Container Vegetable Gardening. Container Vegetable Gardening is a fabulous solution for those of us who do not own large gardens or have access to an allotment.
Many people living in the heart of towns and cities enjoy urban gardening. If the only growing area you have access to is small, or like mine, is cemented over, then it may seem that the prospect of growing your own food is out of reach or unfeesable. However this is not the case. Even the smallest of balconies, patio gardens or even window boxes can provide an abundance of foods for you to enjoy through container vegetable gardening methods.

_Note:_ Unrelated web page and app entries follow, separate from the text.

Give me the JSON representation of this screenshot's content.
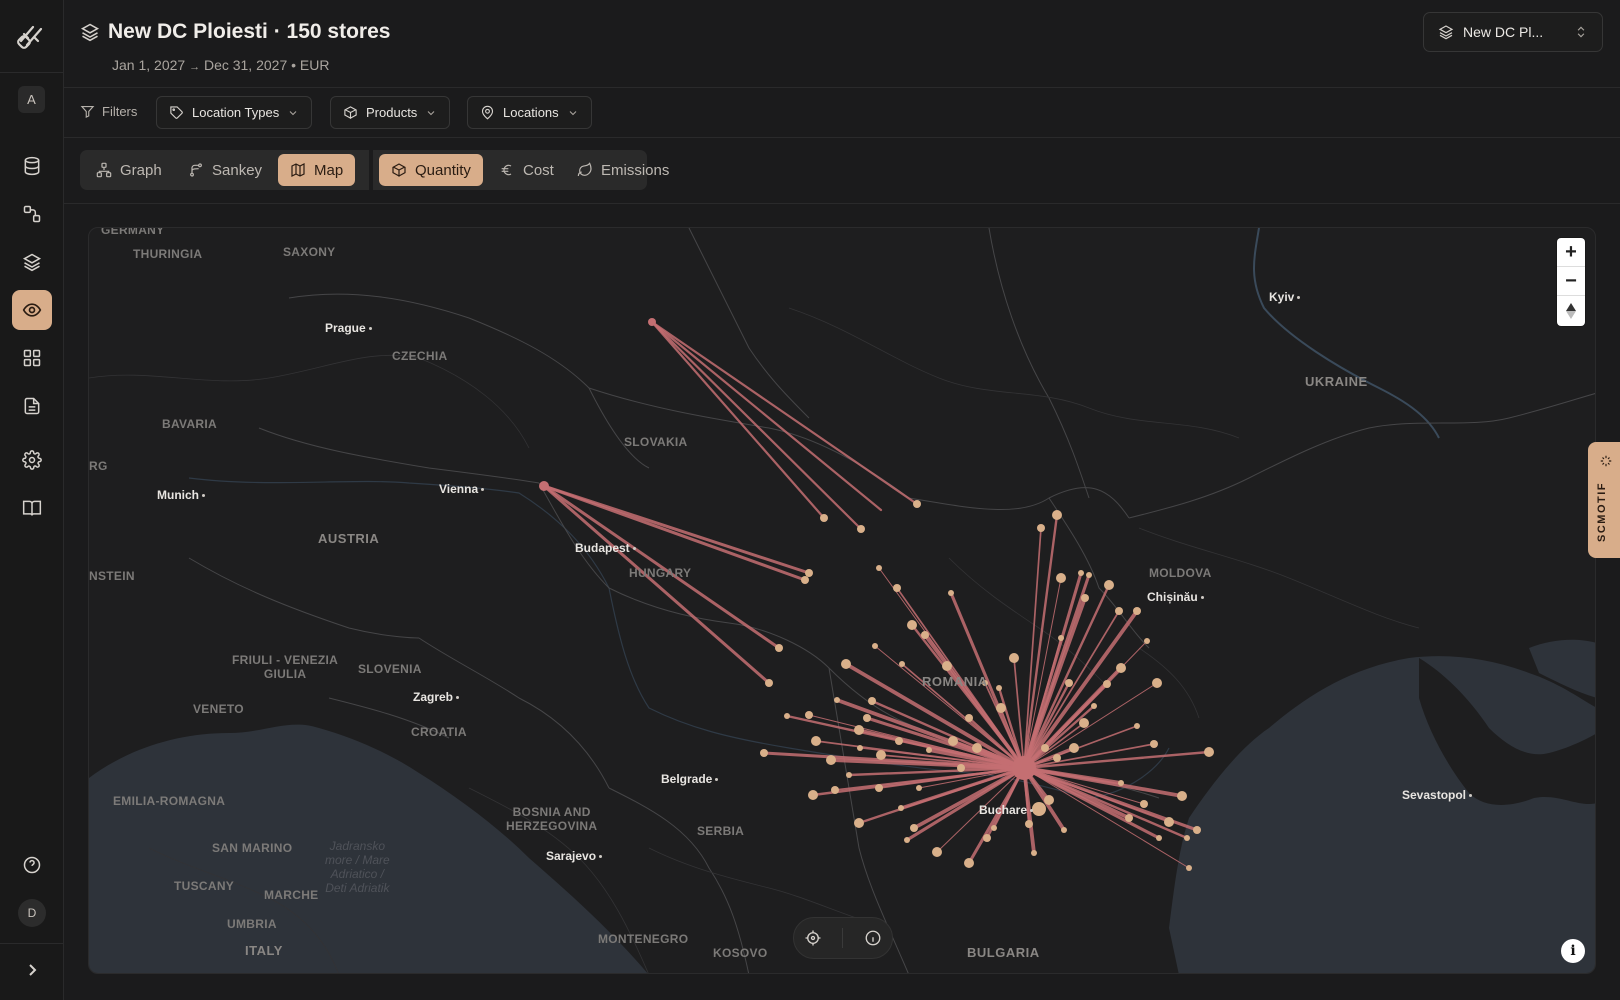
{
  "sidebar": {
    "workspace_initial": "A",
    "user_initial": "D",
    "items": [
      {
        "name": "database-icon"
      },
      {
        "name": "network-icon"
      },
      {
        "name": "layers-icon"
      },
      {
        "name": "eye-icon",
        "active": true
      },
      {
        "name": "dashboard-icon"
      },
      {
        "name": "document-icon"
      },
      {
        "name": "gear-icon"
      },
      {
        "name": "book-icon"
      }
    ]
  },
  "header": {
    "title": "New DC Ploiesti · 150 stores",
    "date_start": "Jan 1, 2027",
    "date_arrow": "→",
    "date_end": "Dec 31, 2027",
    "currency": "• EUR",
    "scenario_label": "New DC Pl..."
  },
  "filters": {
    "label": "Filters",
    "chips": [
      "Location Types",
      "Products",
      "Locations"
    ]
  },
  "views": {
    "tabs": [
      "Graph",
      "Sankey",
      "Map"
    ],
    "active": "Map",
    "metrics": [
      "Quantity",
      "Cost",
      "Emissions"
    ],
    "active_metric": "Quantity"
  },
  "map": {
    "labels": {
      "germany": "GERMANY",
      "thuringia": "THURINGIA",
      "saxony": "SAXONY",
      "prague": "Prague",
      "czechia": "CZECHIA",
      "bavaria": "BAVARIA",
      "rg": "RG",
      "munich": "Munich",
      "vienna": "Vienna",
      "austria": "AUSTRIA",
      "nstein": "NSTEIN",
      "slovakia": "SLOVAKIA",
      "budapest": "Budapest",
      "hungary": "HUNGARY",
      "friuli": "FRIULI - VENEZIA\nGIULIA",
      "slovenia": "SLOVENIA",
      "zagreb": "Zagreb",
      "veneto": "VENETO",
      "croatia": "CROATIA",
      "emilia": "EMILIA-ROMAGNA",
      "belgrade": "Belgrade",
      "bosnia": "BOSNIA AND\nHERZEGOVINA",
      "serbia": "SERBIA",
      "san_marino": "SAN MARINO",
      "sarajevo": "Sarajevo",
      "adriatic": "Jadransko\nmore / Mare\nAdriatico /\nDeti Adriatik",
      "tuscany": "TUSCANY",
      "marche": "MARCHE",
      "umbria": "UMBRIA",
      "italy": "ITALY",
      "montenegro": "MONTENEGRO",
      "kosovo": "KOSOVO",
      "bulgaria": "BULGARIA",
      "bucharest": "Buchare",
      "romania": "ROMANIA",
      "moldova": "MOLDOVA",
      "chisinau": "Chișinău",
      "kyiv": "Kyiv",
      "ukraine": "UKRAINE",
      "sevastopol": "Sevastopol"
    },
    "zoom_in": "+",
    "zoom_out": "−",
    "colors": {
      "flow": "#c46f72",
      "node": "#d9b08a",
      "sea": "#2e333a",
      "land": "#1e1e1f"
    }
  },
  "side_tab_label": "SCMOTIF"
}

If done right, these methods can save you a LOT of money and provide you with a good healthy living experience, but that is the key; 'doing it right'. Anyone can dabble with the Urban Homesteading experience by throwing a few seeds into a pot of mud, stick it in the sunshine and get a plant, but the real challenge is to get that plant to produce a sufficient yield to warrant the effort. 1. 2.
It's fun, sustainable and you get healthy, tasty results. A lot of people like the idea of gardening but find excuses like it's too time consuming, it's too expensive, they don't have enough space, blah blah blah. There's no room for excuses when going green, all you need is a little initiative and a little ingenuity to overcome these so called excuses. Here are 10 killer garden hacks that can help you save time, space and money while satisfying your green thumb... 1. 5 Secrets to a ‘No-work’ Garden. It took over 20 years of gardening to realize that I didn’t have to work so hard to achieve a fruitful harvest.
As the limitless energy of my youth gradually gave way to the physical realities of mid-life, the slow accretion of experience eventually led to an awareness that less work can result in greater crop yields. Inspired in part by Masanobu Fukuoka’s book, One Straw Revolution, my family experimented with gardening methods which could increase yields with less effort. Fukuoka spent over three decades perfecting his so-called “do-nothing” technique: commonsense, sustainable practices that all but eliminate the use of pesticides, fertilizer, tillage, and perhaps most significantly, wasteful effort. Here are the strategies we used which enabled us to greatly increase our garden yield, while requiring less time and less work. 1. With ‘no-till’ gardening, weeding is largely eliminated. 2. Gardeners are always on the lookout for free sources of clean organic mulch to add to their garden. Best Shade-Tolerant Vegetables - Organic Gardening. Even in shady conditions, you can bask in great garden harvests if you choose the right crops and make a few easy adjustments.
By Colleen Vanderlinden When considering which crops to grow in shady areas, think of them in terms of leaves and roots. Crops we grow for their leaves (kale, lettuce, spinach) and those we grow for their roots (beets, carrots, turnips) will do fairly well in partially shady conditions. (The crops we grow for their fruits — such as eggplants, peppers and tomatoes — really do need at least six hours of full sun per day.) To learn more about how to grow crops in shady gardens, check out Best Vegetables to Grow in the Shade.
The estimates in this chart are based on the experiences of the author and the experts mentioned in Best Vegetables to Grow in the Shade. How to Start a Vertical Garden. DIY Greenwalls. Venelin.Petkov said...
"Can you post a list of the plants you used and what nutrients are you using (I imagine you are not using pure water, since there are no minerals in the felt substrate). Thanks" Llazar said... "It would be great if could list the plants you used. Also, isn't there a problem of light? People have asked me a few times now what plants I used and how I care for them.
Each wall builder will need to decide how much light, water, and nutrients they want to provide. Light I have pretty good light in the room but I decided to add some supplemental light from compact fluorescent bulbs. Water. Vertical Veg – how to grow vegetables – salads – herbs in containers – small spaces.
Vertical Garden. Vegetable Gardening Plans & Designs for an Indoor or Outdoor Garden. Www.charlesdowding.co.uk. Many gardeners are discovering the benefits of growing healthy food without any soil cultivation.
As well as saving the effort of digging, rotovating, 'forking through' or whatever, you will find that weeds eventually grow much less, that vegetables grow just as well, or better, and that soil sticks less to your boots - which may seem a small point but it makes a big difference to the pleasure of being out in the plot. This comment from Steve Jenkins in Lancaster reflects that: I attended Charles' one day course last September and even though I had been allotmenting for many years (or perhaps because) it was an inspiring and transformative experience. I completely changed the way I garden.